MarchFirst also said it expected fourth quarter revenue would decline as much as 36% to $235 million, from third quarter revenue of $369.4 million. The company's other woes include the necessity of securing about $70 million in financing and a share price that closed at $1.31 on Nov. 30, down from its high of $81.13.
The realignment includes scaling back its services to independent dot-com clients. Instead, MarchFirst will focus on Global 3000 companies in seven main industries: manufacturing, financial services, high tech and telecommunications, consumer products/retail, health care, media/enter-tain-ment, and trans-portation/leisure.
The move from dot-coms to brick-and-mortar companies may be coming just as traditional operations are slowing their investments in the Net. MarchFirst faces an economy in which the problems the company was created to address are not so urgent anymore. Developing a Web business quickly doesn't seem as necessary as it did in March, when MarchFirst was formed by the merger of Whittman-Hart and USWeb/CKS.
Indeed, even the company name, which revolves around the benefits of being first, seems almost quaint now that the fear of being "Amazoned" has dissipated if not disappeared. "Corporations a year ago were saying, 'Oh my God,' but now … they feel less urgency on Web site development," Johnstone said.
MarchFirst hopes a change of structure will stave off the financial downside of what it calls "longer sales cycles for larger clients." The restructuring also reduces its 72 profit centers to four: North America; Asia Pacific; Latin America; and Europe, Middle East and Africa. It also includes selling "non-core assets," though Bernard declined to name likely candidates.
MarchFirst said it will limit its focus to six core services: brand and market development, customer acquisition and retention, revenue channel expansion, supply chain integration, intellectual capital optimization, and technology opti-mization.
This structure, the company said, will make it similar to other professional services firms, which seems to be an acknowledgement that what's left of MarchFirst's Internet cachet is of little value.

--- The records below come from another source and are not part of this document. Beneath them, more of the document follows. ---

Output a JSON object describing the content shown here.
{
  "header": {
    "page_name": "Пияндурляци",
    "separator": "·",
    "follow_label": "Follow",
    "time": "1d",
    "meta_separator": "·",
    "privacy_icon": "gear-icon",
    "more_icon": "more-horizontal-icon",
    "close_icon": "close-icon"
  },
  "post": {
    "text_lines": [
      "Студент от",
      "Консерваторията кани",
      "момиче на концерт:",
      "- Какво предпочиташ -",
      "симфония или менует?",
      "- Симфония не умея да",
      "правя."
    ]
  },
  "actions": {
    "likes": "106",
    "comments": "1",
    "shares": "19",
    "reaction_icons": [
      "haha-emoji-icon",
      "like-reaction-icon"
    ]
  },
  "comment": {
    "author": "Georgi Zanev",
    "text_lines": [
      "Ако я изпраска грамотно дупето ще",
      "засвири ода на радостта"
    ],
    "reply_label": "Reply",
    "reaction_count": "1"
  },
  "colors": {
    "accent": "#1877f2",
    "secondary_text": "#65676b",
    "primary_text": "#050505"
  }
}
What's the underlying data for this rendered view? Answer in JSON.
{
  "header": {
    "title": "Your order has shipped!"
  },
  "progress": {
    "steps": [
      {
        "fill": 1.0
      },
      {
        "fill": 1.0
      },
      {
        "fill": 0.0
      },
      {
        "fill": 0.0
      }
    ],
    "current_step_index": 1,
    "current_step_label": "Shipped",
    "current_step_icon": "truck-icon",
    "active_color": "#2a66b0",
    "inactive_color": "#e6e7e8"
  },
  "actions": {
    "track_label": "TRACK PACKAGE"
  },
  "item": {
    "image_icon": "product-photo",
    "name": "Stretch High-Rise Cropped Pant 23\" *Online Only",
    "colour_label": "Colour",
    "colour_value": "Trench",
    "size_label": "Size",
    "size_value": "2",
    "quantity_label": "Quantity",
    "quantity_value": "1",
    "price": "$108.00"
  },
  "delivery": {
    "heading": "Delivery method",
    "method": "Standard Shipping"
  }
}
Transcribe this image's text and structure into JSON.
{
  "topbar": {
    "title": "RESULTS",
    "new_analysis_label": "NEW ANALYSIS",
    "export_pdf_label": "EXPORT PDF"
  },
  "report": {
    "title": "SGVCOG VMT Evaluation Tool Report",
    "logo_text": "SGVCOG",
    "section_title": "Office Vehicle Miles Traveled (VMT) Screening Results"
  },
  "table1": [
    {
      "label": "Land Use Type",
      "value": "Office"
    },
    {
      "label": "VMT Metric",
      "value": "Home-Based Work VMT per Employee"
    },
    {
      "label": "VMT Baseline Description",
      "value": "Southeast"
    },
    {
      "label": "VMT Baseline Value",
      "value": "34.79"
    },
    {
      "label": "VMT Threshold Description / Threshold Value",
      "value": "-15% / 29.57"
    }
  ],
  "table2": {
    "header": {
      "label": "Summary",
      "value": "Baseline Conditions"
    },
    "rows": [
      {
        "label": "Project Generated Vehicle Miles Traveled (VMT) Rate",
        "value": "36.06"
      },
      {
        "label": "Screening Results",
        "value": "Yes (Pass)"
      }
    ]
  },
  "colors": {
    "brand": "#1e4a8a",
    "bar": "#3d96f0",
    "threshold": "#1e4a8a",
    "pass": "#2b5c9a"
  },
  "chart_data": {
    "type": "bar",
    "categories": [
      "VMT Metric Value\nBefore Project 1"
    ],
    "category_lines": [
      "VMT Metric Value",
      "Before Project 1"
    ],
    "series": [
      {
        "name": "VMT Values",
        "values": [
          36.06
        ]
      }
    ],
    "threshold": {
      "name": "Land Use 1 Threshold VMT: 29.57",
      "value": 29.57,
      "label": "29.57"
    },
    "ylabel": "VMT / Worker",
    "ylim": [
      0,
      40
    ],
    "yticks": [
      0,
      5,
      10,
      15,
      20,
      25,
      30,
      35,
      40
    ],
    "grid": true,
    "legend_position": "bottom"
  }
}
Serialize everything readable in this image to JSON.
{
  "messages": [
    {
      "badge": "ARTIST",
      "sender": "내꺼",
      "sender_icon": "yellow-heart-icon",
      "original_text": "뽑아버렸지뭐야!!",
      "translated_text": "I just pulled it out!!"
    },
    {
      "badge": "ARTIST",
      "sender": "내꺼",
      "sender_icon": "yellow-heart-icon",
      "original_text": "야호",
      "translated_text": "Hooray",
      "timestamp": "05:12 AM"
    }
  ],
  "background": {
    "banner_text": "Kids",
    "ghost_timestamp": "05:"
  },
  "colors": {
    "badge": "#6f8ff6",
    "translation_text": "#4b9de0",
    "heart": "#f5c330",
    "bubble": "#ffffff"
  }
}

Analysts were skeptical that MarchFirst's makeover will effect significant changes, at least in the short term. "After listening to [MarchFirst's] guidance conference call … we grew more disillusioned with this company and its management," A.G. Edwards Inc. analyst Laura Browder wrote in a report. She sees management's expectations for growth in the first quarter as overly optimistic, arguing that it will take longer to implement the changes Bernard outlined.
"Longer term (at least a year), [the company] should be a more solid, focused technology business- and a more attractive investment," she wrote.